By that time, however, Dreyfuss-Wells had met her husband, Kevin. He was an architect specializing in historic preservation, and Washington presented few opportunities in that field. So the couple moved to Cleveland, where developers in the 1990s were turning old warehouses in Downtown Cleveland into apartments.
It was good timing for Dreyfuss-Wells. Chagrin River Watershed Partners, which advises local governments how to deal with environmental issues like flooding and stream bank erosion, was just getting started. She would make her mark there.
At CRWP, Dreyfuss-Wells showed community leaders how to make municipal codes more environmentally friendly. She wrote a boilerplate riparian-setback ordinance to keep new development away from rivers and streams.
Her work caught the eye of Frank Greenland, director of watershed programs at the sewer district. He recruited Dreyfuss-Wells to the district.
At the sewer district, Dreyfuss-Wells took a lead role in developing the new stormwater management plan. It’s been one of the district’s most significant and controversial projects.
The program, funded by an additional fee on sewer bills, will spend about $41 million a year on stormwater management, including construction of retention and detention basins, and cleaning and repairing sewers and culverts. The idea is to curb flooding, which has plagued parts of Northeast Ohio.
“We need to look at the problem region-wide instead of moving it from one community to the next,” Dreyfuss-Wells says.
The district unveiled its stormwater management plan in 2010 and immediately hit resistance. A handful of communities sued, saying the district was authorized to deal with wastewater, not stormwater, and that the district’s new stormwater fee was an unvoted tax.
“I think [Ciaccia] knew all along we would get sued,” Dreyfuss-Wells says. “He was so savvy politically. But we were prepared to keep working through the litigation.”

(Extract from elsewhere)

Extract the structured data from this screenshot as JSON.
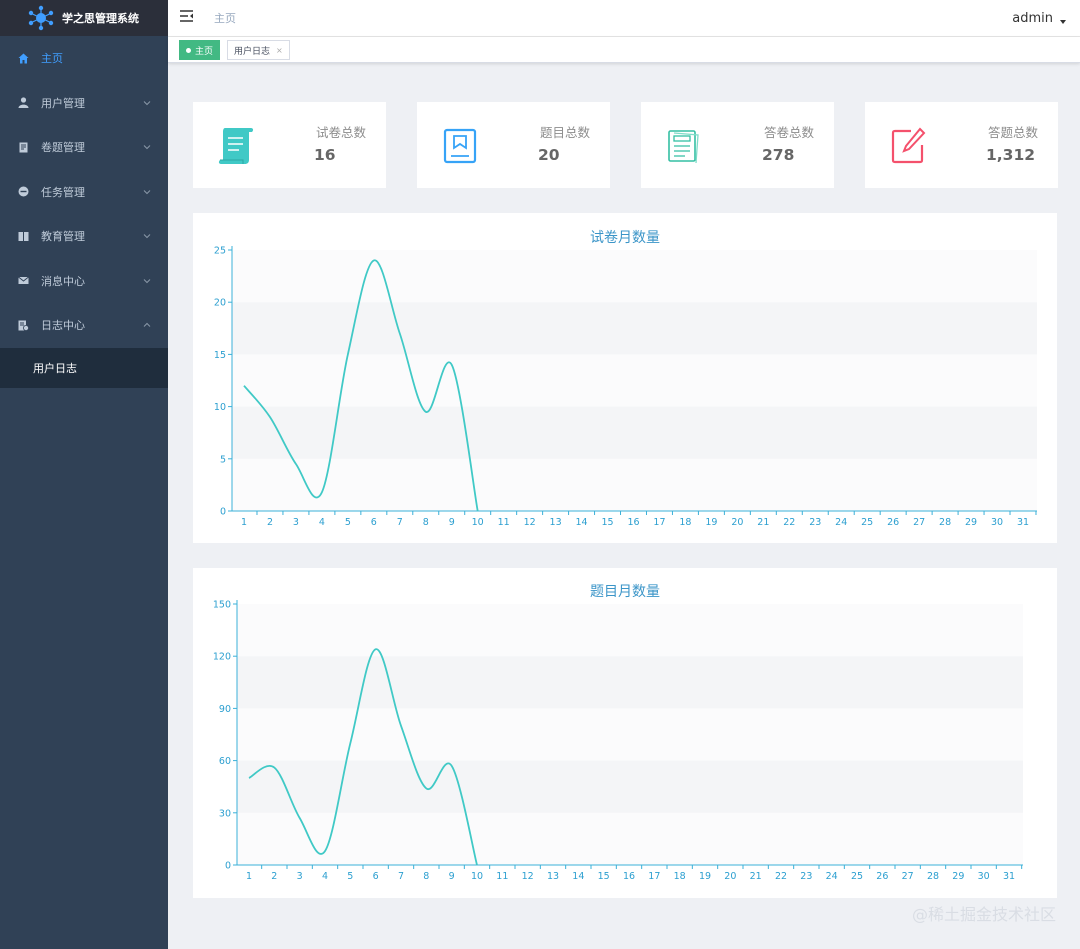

Finally, in September 2015, the Ohio Supreme Court ruled that the district has authority to manage stormwater and charge a fee to property owners. Now Dreyfuss-Wells is in charge of implementing the stormwater plan.
“This problem has to be solved on a regional basis, and we’re the ones to do it,” she says. “It’s a good program. Now we have to deliver.”